Gaza doctor explains conditions in hospitals

Aseel Moussa, a freelance journalist for Middle East Eye, is currently on the ground in Gaza where she met with Dr Hossam al-Madhoun, 29, at al-Aouda hospital, in the besieged enclave. 

Dr al-Madhoun, who is from Tall al-Zaatar in Gaza, says that typically, in emergency situations, he works for one week and takes one week off, but due to the current circumstances, he has been working 10 days consecutively with no days off. 

 Al-Mahdoun tells Moussa that the current situation inside hospitals is "indescribable", and that all doctors are finding it hard to operate on people, particularly as six hospitals across Gaza have been rendered out of service due to Israel's bombing campaign. 

"There is no doubt that the conditions are very difficult right now. Hospitals have collapsed because of the lack of capacity and tools.  We have been operating on generators which are not fit to work for long hours," he says. 

Al-Mahdoun also says that one of the most difficult things for him is when he sees children and babies die in front of him. And while he wants to fulfil his duty as a doctor, he is also constantly worrying about his family.

'My biggest fear' 

Many doctors have to operate on their own family members who have been wounded in Israeli bombings, something he says "is my biggest fear". "I don't know if I would even be able to help them," he says. 

Israel's siege on Gaza has had a disastrous impact on hospitals.

"We need around 60,000 litres of water for hospitals in Gaza every 24 hours and now we have little to nothing," al-Madhoun explains. "Solar panels are not enough."

"Generators need filters, oils and someone to turn them on every hour, but we don't even have these tools," he adds. 

"Some patients will die if they don't receive treatment immediately. We also have babies who need urgent care. Everyone is exhausted and the generators could turn off at any second."

The doctor has called for humanitarian groups and international organisations to intervene and help people in Gaza. 

"Patients have not been able to go to the toilet or drink water. We don't have any facilities to help anyone and the environment is not clean around us, making people prone to illness and the spread of disease," he explains, warning against a potential outbreak of infection. 

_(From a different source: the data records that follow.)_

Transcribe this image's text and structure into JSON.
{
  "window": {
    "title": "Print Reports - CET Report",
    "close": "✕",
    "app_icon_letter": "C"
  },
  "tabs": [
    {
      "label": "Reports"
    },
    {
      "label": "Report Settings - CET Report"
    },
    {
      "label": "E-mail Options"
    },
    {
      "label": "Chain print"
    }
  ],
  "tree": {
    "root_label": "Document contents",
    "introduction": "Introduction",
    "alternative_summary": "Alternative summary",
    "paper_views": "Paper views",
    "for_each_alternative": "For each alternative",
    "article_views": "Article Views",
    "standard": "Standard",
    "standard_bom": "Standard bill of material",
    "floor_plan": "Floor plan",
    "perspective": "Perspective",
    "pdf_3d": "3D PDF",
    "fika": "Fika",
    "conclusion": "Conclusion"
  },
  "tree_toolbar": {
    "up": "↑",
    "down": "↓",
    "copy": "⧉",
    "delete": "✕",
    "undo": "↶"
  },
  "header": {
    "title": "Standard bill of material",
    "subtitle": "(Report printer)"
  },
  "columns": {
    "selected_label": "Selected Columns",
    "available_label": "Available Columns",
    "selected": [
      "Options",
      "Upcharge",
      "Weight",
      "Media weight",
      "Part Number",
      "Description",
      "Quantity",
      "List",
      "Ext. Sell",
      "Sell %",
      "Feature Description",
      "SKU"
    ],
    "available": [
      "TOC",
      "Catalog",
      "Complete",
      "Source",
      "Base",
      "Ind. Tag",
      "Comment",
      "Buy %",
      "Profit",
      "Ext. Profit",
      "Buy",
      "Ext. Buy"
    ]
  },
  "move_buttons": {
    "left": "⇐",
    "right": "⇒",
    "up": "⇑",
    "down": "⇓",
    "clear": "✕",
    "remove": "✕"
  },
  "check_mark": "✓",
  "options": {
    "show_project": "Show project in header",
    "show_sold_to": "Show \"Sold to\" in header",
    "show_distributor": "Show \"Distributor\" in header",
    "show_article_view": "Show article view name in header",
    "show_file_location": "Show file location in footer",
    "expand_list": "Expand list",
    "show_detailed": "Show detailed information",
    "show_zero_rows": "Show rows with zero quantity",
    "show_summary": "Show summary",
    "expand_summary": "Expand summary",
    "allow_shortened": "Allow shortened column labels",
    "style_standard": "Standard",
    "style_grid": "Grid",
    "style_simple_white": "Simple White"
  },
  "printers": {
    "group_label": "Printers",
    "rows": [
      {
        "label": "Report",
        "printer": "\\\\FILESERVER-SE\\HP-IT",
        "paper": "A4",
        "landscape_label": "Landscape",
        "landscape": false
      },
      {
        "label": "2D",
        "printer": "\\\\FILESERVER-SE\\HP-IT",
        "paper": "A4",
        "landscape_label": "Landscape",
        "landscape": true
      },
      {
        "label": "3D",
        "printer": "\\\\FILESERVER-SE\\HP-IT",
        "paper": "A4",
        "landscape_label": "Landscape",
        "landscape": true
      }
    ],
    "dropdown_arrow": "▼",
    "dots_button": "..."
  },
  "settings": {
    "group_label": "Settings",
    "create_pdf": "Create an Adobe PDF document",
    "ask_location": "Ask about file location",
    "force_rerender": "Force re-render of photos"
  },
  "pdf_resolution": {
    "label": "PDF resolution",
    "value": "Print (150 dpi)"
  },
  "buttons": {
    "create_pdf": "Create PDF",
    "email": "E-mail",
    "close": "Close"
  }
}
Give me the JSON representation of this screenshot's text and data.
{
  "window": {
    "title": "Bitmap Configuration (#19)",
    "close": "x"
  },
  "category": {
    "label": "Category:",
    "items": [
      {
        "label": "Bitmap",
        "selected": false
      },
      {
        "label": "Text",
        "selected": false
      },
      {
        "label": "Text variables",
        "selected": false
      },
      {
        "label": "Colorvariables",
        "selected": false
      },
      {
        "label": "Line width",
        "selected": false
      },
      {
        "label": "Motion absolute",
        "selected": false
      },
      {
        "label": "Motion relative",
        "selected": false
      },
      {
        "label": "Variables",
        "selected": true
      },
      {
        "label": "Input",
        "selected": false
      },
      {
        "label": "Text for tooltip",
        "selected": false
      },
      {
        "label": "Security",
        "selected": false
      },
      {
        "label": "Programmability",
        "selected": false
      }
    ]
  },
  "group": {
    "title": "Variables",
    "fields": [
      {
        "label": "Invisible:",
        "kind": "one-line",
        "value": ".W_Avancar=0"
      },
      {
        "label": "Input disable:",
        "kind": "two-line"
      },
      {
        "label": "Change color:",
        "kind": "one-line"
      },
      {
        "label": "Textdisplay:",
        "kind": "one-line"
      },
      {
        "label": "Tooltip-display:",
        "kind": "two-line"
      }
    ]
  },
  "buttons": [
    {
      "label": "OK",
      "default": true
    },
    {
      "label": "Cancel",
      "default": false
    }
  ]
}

"We have hundreds of wounded patients who need urgent surgery following Israel's bombing, and patients are now getting worse or dying because we can't help them. They are crowded in rooms and in the corridors and hallways of the hospital."